When your skin breaks out, it makes you want to put a bag over your head, hide behind your hair, or stay home and watch Netflix. Even if not noticeable to others, that little pimple is all that you see when you look at yourself in the mirror. Acne can affect your self-esteem and mental well-being. But what are some of the different types of acne, and what can you do about them?
By Kathy Bradshaw
One of the most serious and hard-to-treat forms of acne is known as cystic acne. As the name suggests, this is when large, red, painful cysts form below the surface of the skin. It is the result of an infection from bacteria, dry skin cells, and oil clogging your pores and is common in those with hormonal imbalances. Although this type of acne may lessen as you age, it can also be treated with medication prescribed by a doctor, but it may require more than one medication. Some doctors also suggest steroid injections. Cystic acne is very prone to scarring, so avoid picking at it.
Fungal acne is caused by yeast, which is a fungus, and results in a series of small, uniformly sized pimples, as well as skin irritation and often itching. It affects the hair follicles and may appear after taking certain medications, wearing tight or wet clothes, having a suppressed immune system, changing your diet, or spending time in warm climates. The best way to treat fungal acne is by removing the acne-causing yeast from the surface of your skin. There are both over-the-counter and prescription medications that can help, but you can also fight fungal acne by showering frequently, especially after sweating; wearing loose-fitting clothing that doesn’t rub the skin and allows it to breathe; or washing your skin with a dandruff shampoo.

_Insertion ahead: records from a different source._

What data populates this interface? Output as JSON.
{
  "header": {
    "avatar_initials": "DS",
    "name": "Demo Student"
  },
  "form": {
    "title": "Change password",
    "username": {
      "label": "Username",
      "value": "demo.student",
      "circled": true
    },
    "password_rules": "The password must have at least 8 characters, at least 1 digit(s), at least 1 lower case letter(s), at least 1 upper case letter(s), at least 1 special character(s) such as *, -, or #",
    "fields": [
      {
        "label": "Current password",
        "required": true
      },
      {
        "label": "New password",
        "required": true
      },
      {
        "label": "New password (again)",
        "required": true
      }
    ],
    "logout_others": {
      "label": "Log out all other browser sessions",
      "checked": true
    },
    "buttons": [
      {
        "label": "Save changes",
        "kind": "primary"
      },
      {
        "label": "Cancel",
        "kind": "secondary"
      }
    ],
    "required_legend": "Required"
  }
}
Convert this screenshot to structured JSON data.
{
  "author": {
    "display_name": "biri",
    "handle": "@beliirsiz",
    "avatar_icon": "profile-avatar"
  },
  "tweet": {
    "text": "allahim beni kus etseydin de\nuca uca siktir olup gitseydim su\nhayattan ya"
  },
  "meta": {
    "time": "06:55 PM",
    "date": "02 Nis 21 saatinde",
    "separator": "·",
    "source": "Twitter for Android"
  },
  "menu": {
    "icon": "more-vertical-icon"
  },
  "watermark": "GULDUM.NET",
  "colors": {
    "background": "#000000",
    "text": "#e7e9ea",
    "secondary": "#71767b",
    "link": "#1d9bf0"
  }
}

You’ll most likely not make it through life without experiencing blackheads and whiteheads. But luckily, these forms of acne are among the easiest to treat. Both blackheads and whiteheads fit under the category of noninflammatory acne, meaning that these pimples don’t tend to swell. They are caused by the pores getting clogged by oil and other substances secreted by the skin along with dead skin cells and bacteria. Blackheads and whiteheads are usually treated with medications or cleansers made with salicylic acid, or a topical retinoid. In more severe cases, oral medications prescribed by a doctor, laser treatments, chemical peels, or microdermabrasion may be used.
Inflammatory acne is red and swollen and frequently results from the pores getting clogged by bacteria, in addition to the usual dead skin cells and oil. Types of inflammatory acne include papules, pustules, and nodules, as well as the cysts discussed above. Papules occur when the clogged pore breaks down, releasing the bacteria and other foreign particles into the surrounding area, thus causing inflamed lesions that appear as small, red, and sometimes painful bumps on the skin. Pustules are similar to papules except that, as the name implies, they contain pus and have white centers on the skin’s surface. In the case of nodules, the bacteria inside the clogged pore causes an infection deep within the skin, resulting in large and tender bumps. Inflammatory acne is best treated with medication – either topical or oral treatments (such as benzoyl peroxide, antibiotics, or birth control pills containing both estrogen and progesterone), depending on the type and severity of the acne.